EnvIowa Podcast: Next generation science standards come to Iowa

(Jonnie 5 Apparel)
Jenna Ladd | September 29, 2016

The University of Iowa Center for Global and Regional Environmental Research is proud to present the first episode of its new monthly podcast, EnvIowa. Each month, EnvIowa hosts Jenna Ladd and Jake Slobe will discuss environmental news, research, and initiatives that affect Iowans.

To kick off season one, EnvIowa discusses the coming introduction of new science standards to schools across the Hawkeye state with Scott Spak, assistant professor of urban and regional planning and civil and environmental engineering, and Ted Neal, clinical science instructor at the University of Iowa. The podcast explores the ins and outs of the Next Generation Science Standards, what researchers know about how climate science is currently being taught in the state, and how the new standards will enhance learning for students.

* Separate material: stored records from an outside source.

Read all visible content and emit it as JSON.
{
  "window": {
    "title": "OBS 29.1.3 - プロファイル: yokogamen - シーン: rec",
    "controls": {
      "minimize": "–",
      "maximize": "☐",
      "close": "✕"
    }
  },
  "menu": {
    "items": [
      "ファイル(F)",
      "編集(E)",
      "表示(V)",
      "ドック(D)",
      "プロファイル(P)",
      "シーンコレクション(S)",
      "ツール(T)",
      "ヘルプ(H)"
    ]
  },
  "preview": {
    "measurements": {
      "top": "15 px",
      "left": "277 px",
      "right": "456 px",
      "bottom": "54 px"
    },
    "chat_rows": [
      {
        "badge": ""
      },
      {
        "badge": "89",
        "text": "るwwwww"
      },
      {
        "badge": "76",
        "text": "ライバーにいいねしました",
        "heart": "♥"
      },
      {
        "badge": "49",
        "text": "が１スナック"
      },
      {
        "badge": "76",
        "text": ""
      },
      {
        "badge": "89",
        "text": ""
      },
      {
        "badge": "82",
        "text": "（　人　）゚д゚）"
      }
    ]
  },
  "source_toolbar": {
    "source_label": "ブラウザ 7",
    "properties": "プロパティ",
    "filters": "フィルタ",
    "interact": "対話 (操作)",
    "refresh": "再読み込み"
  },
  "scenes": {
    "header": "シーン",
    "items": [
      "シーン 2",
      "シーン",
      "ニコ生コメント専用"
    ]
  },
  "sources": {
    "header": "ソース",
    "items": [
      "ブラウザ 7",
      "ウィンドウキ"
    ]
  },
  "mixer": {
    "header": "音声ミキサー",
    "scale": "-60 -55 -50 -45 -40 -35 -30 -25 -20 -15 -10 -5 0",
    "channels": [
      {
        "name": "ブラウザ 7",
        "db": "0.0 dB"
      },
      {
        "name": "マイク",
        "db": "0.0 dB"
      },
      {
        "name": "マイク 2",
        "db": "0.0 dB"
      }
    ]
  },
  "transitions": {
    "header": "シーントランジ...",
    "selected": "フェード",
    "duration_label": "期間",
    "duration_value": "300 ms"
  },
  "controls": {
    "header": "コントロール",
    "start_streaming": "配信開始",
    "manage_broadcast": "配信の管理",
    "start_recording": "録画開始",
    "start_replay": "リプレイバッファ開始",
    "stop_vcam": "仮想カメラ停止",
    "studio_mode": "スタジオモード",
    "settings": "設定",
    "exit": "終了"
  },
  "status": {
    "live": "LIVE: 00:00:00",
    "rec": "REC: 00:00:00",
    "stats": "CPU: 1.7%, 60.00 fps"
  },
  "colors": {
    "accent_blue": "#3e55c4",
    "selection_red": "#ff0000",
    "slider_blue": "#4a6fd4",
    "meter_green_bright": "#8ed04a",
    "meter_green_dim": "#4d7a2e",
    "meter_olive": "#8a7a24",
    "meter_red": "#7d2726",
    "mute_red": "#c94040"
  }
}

Listeners can access the podcast below or find it on iTunes.

Next month we will discuss the upcoming Climate Festival with University of Iowa associate professor of chemistry, Besty Stone.

New science standards approved for Iowa K-12 schools

(Danny Nicholson/Flickr)
(Danny Nicholson/Flickr)

Nick Fetty | August 7, 2015

The Iowa Education Board voted unanimously Thursday to implement new science standards for K-12 public schools in the state.

Iowa is the 15th state to adopt the Next Generation Science Standards (NGSS) which “spell out science-based knowledge and skills that students should possess at each grade level.” The new standards focus less on memorization and more on other skills such as “analyzing data, developing a model and constructing a logical argument.” Students will also now be required to take an engineering course, previously offered only as an elective.

The adoption the new standards met some resistance by an Iowa House bill which aimed to block the new standards for “miss[ing] some key math and science concepts, present[ing] evolution as scientific fact and shine[ing] a negative light on human impacts on climate change.” The bill was defeated earlier this year.

A study by the American Society of Human Genetics found that the NGSS were effective at covering 10 out of 19 core genetics concepts compared to previous state standards that only covered about five core concepts.

Last year Wyoming became the first state to block the NGSS. The Wyoming state legislature has since lifted the block though the state’s Board of Education has yet to implement the standards.

Iowa along with 26 other states and the National Academy of Sciences teamed up in 2013 to develop the NGSS.

Other states that have adopted NGSS: Arkansas (for middle school), California, Delaware, Kansas, Kentucky, Illinois, Maryland, Nevada, New Jersey, Oregon, Rhode Island, Vermont, Washington, and West Virginia, as well as the District of Columbia.